I watched “The Wrestler” once again last night when it was on cable. I’ve seen it a few times since it came out in 2008 and realized that in all my years of writing about wrestling on the internet I haven’t written a review of it. Keep in mind I don’t write movie reviews and have no plans to make that a regular thing, but I try to see a lot of them every year because I’ve always enjoyed the art of storytelling. Since it’s The Wrestler and this is a wrestling site, I figured I should write a quick review on here.

The Wrestler is a great movie. I feel like it gets better every time I watch it because you can appreciate the pacing of the story. They don’t rush anything. Sometimes you watch a movie and think it went too long or too short. This one feels just right. It was one of the best movies of 2008. I can’t remember anything else from that year that topped it for me. (Note: I partied a lot more in 2008, so I may be forgetting things.)

Amazing performance by Mickey Rourke as Randy The Ram. He really worked his ass off and learned how to wrestle or at least he looked like he could.
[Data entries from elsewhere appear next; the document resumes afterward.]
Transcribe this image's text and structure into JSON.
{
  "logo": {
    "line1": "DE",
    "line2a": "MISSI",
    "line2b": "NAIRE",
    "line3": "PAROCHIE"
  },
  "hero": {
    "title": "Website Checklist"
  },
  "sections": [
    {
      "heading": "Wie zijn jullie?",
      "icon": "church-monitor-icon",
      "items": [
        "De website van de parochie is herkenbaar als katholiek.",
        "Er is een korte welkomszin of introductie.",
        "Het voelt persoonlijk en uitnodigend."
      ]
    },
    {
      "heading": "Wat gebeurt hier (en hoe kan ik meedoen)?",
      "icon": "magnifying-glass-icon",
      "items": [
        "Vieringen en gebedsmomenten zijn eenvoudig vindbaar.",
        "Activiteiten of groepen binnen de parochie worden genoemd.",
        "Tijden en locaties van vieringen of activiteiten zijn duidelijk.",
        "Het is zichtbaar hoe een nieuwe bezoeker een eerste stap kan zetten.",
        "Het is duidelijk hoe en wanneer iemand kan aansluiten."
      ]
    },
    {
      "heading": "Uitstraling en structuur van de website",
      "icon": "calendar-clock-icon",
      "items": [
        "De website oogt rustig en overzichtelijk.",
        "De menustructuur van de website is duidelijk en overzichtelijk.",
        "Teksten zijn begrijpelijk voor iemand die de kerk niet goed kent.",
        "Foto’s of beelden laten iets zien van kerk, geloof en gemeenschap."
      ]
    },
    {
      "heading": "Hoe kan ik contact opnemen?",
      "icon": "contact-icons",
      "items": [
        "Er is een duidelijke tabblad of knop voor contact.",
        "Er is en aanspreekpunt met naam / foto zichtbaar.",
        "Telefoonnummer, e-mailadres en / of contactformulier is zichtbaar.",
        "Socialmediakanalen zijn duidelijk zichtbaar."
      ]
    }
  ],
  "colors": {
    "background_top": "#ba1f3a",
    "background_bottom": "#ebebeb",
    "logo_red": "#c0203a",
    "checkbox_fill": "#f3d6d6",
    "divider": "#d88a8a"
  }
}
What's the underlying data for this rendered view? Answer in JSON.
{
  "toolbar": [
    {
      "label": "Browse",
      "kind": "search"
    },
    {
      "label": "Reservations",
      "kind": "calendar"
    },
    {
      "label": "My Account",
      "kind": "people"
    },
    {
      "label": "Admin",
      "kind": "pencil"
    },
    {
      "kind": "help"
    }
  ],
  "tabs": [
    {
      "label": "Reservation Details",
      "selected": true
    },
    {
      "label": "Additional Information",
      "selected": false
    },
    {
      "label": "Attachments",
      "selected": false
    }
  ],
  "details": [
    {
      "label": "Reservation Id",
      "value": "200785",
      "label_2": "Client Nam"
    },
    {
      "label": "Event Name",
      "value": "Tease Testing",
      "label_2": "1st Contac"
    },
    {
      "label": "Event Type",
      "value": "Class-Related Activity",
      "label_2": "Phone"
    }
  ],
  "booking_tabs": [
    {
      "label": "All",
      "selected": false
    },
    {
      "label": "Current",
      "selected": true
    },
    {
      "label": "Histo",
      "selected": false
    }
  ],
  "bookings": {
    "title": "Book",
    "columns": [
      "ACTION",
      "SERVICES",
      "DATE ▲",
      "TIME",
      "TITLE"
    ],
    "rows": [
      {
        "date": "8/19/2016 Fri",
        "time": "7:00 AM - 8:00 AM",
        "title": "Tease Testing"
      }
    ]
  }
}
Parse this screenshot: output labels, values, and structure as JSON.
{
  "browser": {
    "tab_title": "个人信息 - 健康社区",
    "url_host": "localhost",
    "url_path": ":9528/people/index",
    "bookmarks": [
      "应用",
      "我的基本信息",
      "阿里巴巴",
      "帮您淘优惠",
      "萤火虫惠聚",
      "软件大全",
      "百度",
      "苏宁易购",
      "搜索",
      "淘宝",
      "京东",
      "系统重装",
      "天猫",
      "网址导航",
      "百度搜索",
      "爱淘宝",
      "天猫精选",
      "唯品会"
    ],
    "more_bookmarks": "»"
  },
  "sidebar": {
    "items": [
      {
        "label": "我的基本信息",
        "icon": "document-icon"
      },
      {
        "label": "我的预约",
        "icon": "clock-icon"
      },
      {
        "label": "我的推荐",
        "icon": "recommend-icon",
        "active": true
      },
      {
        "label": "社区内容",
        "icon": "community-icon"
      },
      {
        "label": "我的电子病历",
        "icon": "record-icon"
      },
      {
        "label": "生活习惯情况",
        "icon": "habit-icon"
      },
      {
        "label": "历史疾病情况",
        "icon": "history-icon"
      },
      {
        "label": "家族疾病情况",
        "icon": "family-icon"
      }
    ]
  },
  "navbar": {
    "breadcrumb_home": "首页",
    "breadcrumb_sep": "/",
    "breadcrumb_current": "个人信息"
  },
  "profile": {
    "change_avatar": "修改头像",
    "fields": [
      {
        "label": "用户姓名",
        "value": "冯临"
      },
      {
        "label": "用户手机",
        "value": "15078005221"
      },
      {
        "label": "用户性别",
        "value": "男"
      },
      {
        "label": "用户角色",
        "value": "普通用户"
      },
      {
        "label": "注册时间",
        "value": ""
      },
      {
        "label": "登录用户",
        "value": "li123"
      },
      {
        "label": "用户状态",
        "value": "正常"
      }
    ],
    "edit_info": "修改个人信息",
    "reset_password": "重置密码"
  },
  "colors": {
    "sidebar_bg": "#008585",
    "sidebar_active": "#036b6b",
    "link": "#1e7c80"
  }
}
The matches he had in the movie with the likes of Ernest “The Cat” Miller and others were respectful to the business in that they showed viewers how a match takes place.

Rourke played a broken down wrestling that had health issues and was even told to stop wrestling, but he had a hard time adjusting to the “real world.” The scene where he works at a deli counter captures that aspect of the story perfectly. That’s a moment where you really want to see this guy turn his life around and find something that he loves, which ended up being more wrestling.

There isn’t that deep of a cast in terms of big names, but Marisa Tomei (hey George Costanza) does well as Randy’s stripper friend and the relationship with Randy’s daughter played by Evan Rachel Wood also paints Randy in another light. It would have been easy for Randy’s relationship with his daughter to have a feel good story because we want to see him happy, but not every movie has to have that feel good ending.

Randy’s a flawed character that has a tough time moving on from his fame as a wrestler. It’s a tale we know all too well from being wrestling fans and seeing some wrestlers struggle once they are no longer a major star, but it’s certainly not everybody in the wrestling business. It’s more of a darker story, yet it’s also easy to root for Randy to succeed as well.

Also, I respect the fact that they had a small budget around $6 million and produced such an entertaining film. Proof that story matters. No explosions and CGI green screen needed. The movie made about $45 million at the box office, so it was clearly a success.

I give this movie a coveted rating of 9 suplexes out of 10 (my joke movie rating system) or ****1/2 out of five.

Rourke didn’t win the Oscar for this role, but he did win a Golden Globe and here’s that speech, which was pretty awkward and funny at the same time.